Eduardo García García
Institutional Dean of Engineering, Design and Architecture
Gerardo de Alba Mora
Gerardo de Alba Mora
National Energy Director
View from the Top

Working with Industry to Tailor Learning

Wed, 01/20/2016 - 10:50

Q: How is your program adapted to provide students with the entire breadth of proficiencies required by the market, and what does the typical UVM graduate look like?

EG: The international context is important for UVM. The University is part of Laureate International Universities, the most important Universities Network worldwide, with a presence in 30 countries, more than 80 Institutions, and 1 million students. Our study plan is designed to expand our students’ vision through international exchange schemes and collaborations with universities abroad. In line with this international approach, we place a strong emphasis on the teaching of English. Soft skills are also developed in our courses, as we consider them just as fundamental as technical skills such as leadership, negotiation, teamwork, communication, and social responsibility. Looking at current industrial needs, we also teach classes associated with safety and information technology due to the current importance of data. As a Higher Education Institution, we have always considered it important that our students develop these skills essential to the private industry.

Q: How do you work with public organizations and private companies to ensure your teachings are in line with their requirements?

GA: Our model is based on skills generation. In order to make sure that the proficiencies we are teaching our students are those that the market is looking for, we have developed close ties with the regulating entities because these have taken on an active role in identifying needs in the national oil and gas market. We then use this information to implement classes that will transfer the necessary skills for these needs to our students. In addition to this approach, UVM also communicates directly with the industry. We have created an academic council formed by a majority of industry members where we monitor and evaluate current teaching programs, and identify the necessary updates in order to anticipate and cater to industry needs. We also work toward developing entirely new study programs that we believe will be needed in the future. An additional way we ensure top quality academic programs is through our links with other institutions, be they local or abroad. We are aware that no one institution has all of the capabilities required by the industry, which is why we have adopted this open approach to working with academic centers, training centers, and research centers. 

EG: These councils are our way of remaining in touch with the industry’s needs, as they provide us with constant feedback around what is happening, what is going to occur, and how well we are doing. Additionally, the links that we have developed with companies allow us to evaluate and incorporate necessary industrial competence certifications, such as the Rig Pass and the Well Sharp. Others are required by leading companies such as Halliburton, Weatherford, and Schlumberger, and these certifications ultimately contribute to the increased employability of our students. Moreover, we are part of the advisory councils for certain commissions of the Ministry of Energy in topics surrounding the development of talent and value chains for the entire energy sector. The close relationship we are consolidating with the industry also provides benefits for private companies, knowledge sharing, research on trends, and the development of talent. The oil and gas industry needs more than just hydrocarbons engineers, also requiring mechanical, chemical, and civil engineers to complement the talent required by the industry.

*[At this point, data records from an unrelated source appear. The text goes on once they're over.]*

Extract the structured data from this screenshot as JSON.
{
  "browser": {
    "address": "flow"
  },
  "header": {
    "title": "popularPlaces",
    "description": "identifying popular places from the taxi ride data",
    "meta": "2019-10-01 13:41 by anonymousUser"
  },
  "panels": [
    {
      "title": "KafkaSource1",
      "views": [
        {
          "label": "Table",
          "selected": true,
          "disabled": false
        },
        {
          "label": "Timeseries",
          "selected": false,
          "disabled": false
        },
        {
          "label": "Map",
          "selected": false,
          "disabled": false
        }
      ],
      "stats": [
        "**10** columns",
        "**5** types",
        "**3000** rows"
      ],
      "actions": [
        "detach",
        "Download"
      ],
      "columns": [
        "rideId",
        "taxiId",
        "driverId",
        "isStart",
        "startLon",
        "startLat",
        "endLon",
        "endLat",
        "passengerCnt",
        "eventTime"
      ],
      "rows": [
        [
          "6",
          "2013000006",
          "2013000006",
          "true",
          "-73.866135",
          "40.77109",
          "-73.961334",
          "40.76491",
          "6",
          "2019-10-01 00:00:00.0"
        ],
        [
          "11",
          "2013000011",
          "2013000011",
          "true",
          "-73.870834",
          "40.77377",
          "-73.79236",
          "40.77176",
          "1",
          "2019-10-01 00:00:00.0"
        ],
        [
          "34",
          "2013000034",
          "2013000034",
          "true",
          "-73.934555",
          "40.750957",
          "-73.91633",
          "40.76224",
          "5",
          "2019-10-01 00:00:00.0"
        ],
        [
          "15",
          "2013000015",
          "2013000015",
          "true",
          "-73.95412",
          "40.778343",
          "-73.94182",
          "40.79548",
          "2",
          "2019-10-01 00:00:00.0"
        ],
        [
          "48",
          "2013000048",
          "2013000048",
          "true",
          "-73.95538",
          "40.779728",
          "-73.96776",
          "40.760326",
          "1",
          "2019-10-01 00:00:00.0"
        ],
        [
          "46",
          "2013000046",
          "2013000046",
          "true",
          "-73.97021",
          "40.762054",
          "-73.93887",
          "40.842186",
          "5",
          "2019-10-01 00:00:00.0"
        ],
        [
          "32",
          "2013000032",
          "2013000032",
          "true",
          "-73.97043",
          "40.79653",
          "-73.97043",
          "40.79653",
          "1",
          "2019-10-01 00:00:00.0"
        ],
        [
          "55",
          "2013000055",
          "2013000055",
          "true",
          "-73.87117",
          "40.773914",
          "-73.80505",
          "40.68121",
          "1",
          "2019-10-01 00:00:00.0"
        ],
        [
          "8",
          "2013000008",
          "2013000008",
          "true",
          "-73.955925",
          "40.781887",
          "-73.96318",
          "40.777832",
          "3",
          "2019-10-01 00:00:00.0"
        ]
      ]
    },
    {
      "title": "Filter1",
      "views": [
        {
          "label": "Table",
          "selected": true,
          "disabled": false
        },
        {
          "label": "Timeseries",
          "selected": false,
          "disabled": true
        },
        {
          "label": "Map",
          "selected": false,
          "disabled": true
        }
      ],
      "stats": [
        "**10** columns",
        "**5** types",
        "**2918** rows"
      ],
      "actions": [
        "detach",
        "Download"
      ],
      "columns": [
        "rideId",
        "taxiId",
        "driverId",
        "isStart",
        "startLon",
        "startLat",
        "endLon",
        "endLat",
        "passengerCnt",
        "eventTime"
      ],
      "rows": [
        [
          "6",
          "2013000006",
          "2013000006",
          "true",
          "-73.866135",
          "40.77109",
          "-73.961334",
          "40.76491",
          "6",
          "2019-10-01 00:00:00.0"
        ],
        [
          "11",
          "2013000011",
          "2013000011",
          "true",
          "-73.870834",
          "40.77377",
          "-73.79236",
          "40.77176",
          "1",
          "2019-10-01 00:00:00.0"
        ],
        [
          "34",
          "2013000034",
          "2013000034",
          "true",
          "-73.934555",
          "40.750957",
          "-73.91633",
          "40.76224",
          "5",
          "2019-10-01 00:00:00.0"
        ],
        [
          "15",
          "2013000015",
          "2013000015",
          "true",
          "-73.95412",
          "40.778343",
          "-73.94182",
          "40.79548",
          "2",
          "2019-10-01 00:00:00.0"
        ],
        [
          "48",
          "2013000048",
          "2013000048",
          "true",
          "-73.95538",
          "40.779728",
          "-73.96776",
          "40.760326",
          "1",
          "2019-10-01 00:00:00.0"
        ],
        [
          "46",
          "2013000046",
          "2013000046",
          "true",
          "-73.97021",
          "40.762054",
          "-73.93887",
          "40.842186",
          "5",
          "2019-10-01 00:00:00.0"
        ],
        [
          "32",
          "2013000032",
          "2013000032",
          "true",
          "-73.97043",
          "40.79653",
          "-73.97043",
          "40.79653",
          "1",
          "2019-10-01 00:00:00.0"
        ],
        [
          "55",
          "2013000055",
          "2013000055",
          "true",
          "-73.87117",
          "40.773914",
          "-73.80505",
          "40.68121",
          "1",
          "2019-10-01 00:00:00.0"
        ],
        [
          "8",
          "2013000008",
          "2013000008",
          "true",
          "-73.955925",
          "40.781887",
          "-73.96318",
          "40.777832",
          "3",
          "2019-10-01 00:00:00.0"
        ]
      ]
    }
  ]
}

Q: Being generally perceived as a male dominated industry, how can you attract more women to work in the oil and gas sector?

EG: UVM places a considerable emphasis on women, which is reflected in all of our advertisement platforms. We cannot ignore the fact that women represent 52% of the workforce in Mexico, and organizations should strive to take advantage of this resource. At the moment, the portion of women in UVM’s engineering courses is 17%. Our aim is to increase this figure year on year, and in fact, our latest oil and gas engineering promotion has 20% female representation. UVM is striving to understand what can be done to bring more women into these traditionally male degrees, promoting our courses through media, and also at events and forums. We were present in different forums to promote the participation of women in engineering. It is not only about achieving a gender balance, but also about taking advantage of the competitiveness, innovation, and creativity that women display each day.